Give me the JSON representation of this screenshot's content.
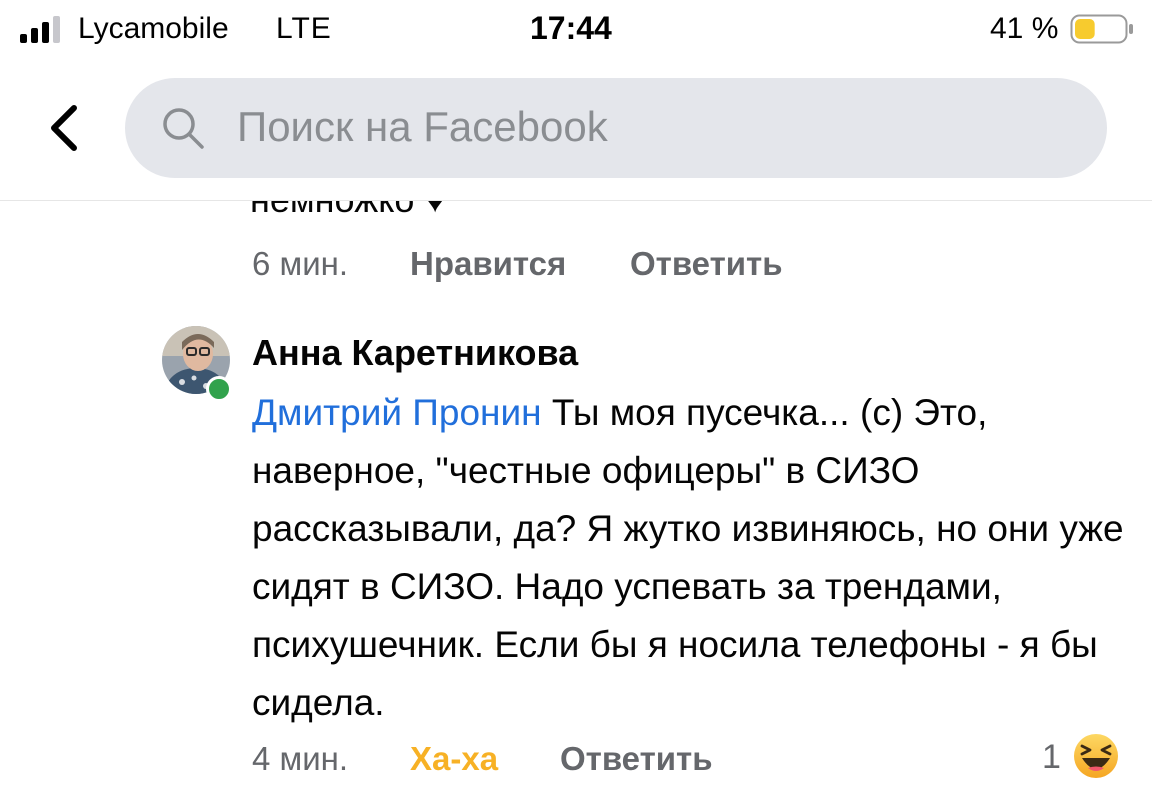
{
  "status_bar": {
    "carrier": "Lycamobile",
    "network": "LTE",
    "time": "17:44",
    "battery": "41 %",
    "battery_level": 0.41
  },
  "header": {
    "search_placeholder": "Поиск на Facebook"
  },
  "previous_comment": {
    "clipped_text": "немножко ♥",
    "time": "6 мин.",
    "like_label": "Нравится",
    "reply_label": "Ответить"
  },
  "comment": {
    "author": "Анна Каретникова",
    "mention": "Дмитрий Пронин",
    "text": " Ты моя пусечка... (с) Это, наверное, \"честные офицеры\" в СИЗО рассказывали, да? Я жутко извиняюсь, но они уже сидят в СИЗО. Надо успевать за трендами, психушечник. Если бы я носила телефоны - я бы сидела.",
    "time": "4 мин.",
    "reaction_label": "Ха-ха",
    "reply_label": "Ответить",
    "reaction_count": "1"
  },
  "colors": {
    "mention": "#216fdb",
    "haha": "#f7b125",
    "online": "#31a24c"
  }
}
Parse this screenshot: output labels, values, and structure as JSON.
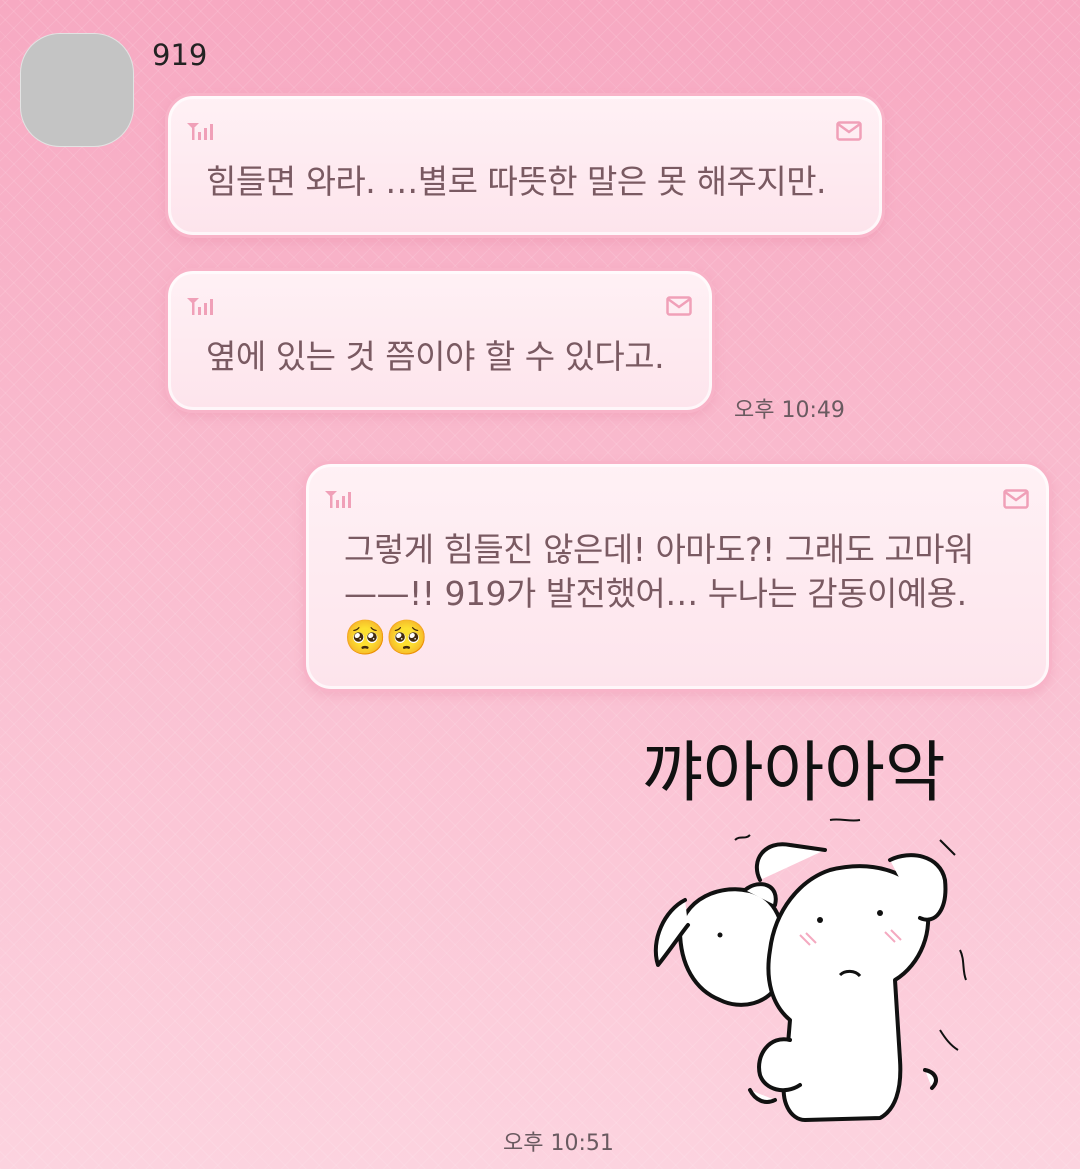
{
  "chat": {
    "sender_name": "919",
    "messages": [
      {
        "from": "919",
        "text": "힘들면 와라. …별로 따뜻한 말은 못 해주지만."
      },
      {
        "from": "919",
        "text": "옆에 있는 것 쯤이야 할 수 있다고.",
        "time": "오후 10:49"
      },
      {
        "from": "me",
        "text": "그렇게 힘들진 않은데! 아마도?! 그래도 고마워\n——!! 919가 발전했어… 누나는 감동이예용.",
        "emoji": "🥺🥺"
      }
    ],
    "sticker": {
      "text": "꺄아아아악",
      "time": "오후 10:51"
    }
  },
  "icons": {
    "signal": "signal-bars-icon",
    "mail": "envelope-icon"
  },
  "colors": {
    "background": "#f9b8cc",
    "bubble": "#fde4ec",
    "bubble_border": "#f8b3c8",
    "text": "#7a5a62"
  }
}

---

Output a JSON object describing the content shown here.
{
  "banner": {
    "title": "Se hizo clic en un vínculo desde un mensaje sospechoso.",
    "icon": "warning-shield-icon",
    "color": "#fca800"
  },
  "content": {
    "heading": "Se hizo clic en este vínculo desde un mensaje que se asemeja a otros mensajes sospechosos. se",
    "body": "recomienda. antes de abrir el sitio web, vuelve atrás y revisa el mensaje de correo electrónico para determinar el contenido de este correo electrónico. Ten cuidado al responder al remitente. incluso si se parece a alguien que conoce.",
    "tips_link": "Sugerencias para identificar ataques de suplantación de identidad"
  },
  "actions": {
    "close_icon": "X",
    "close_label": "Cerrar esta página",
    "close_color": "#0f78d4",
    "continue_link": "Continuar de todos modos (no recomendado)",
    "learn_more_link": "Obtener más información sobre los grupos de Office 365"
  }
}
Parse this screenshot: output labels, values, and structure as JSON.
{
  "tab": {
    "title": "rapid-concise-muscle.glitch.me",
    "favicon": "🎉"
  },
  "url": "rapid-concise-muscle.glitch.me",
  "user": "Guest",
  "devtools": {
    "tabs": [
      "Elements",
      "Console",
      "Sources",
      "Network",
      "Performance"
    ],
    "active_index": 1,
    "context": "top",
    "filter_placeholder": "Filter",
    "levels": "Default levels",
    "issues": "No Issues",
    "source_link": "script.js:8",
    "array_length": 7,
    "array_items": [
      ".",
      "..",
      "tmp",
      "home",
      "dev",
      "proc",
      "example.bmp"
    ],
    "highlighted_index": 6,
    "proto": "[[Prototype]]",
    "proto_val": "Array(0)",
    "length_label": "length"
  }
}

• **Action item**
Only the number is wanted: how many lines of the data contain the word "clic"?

• **Result of the exercise**
2